To understand the works of a photographer nothing can be more instructive then looking at their contact sheets. Published in 2012 the book is 304 pages long jam packed with black and white photos. It is evident from just glancing at the book that there is something very territorial and obsessive about Daido’s rhythmic modus operandi. These contact sheets are like universes unto themselves, each frame a little window looking out into bits of the world.
There’s a lot to explore in the book and room for many interpretations. The book is one big experiment in composition of repeating subject matters ranging from abstract to documentary. These experiments are so meticulous at times it is nearly impossible to tell the differences between one frame and the next. This is as close to a plastic medium as photography gets: the framing and subjects are constantly being rehashed and reshaped.
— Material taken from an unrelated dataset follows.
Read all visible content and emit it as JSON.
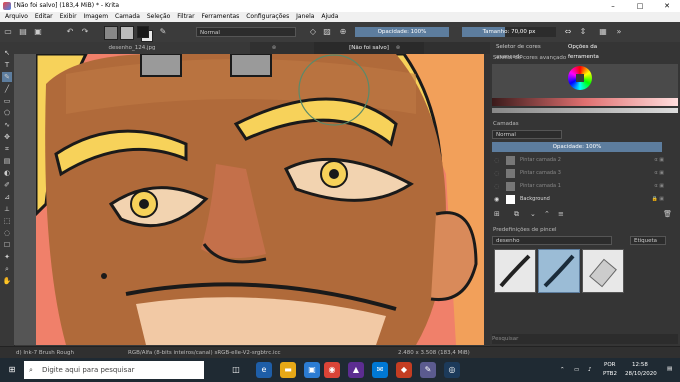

Subject matter is treated democratically with the same attention being paid to discarded rubber gloves as to mesmerising female forms. There are subtle shifts in style between the photos taken in Paris and Tokyo with the former being more formal and the later more dynamic. However, even though the cities maybe different the subject matter remains the same. Proving that you can never really escape yourself.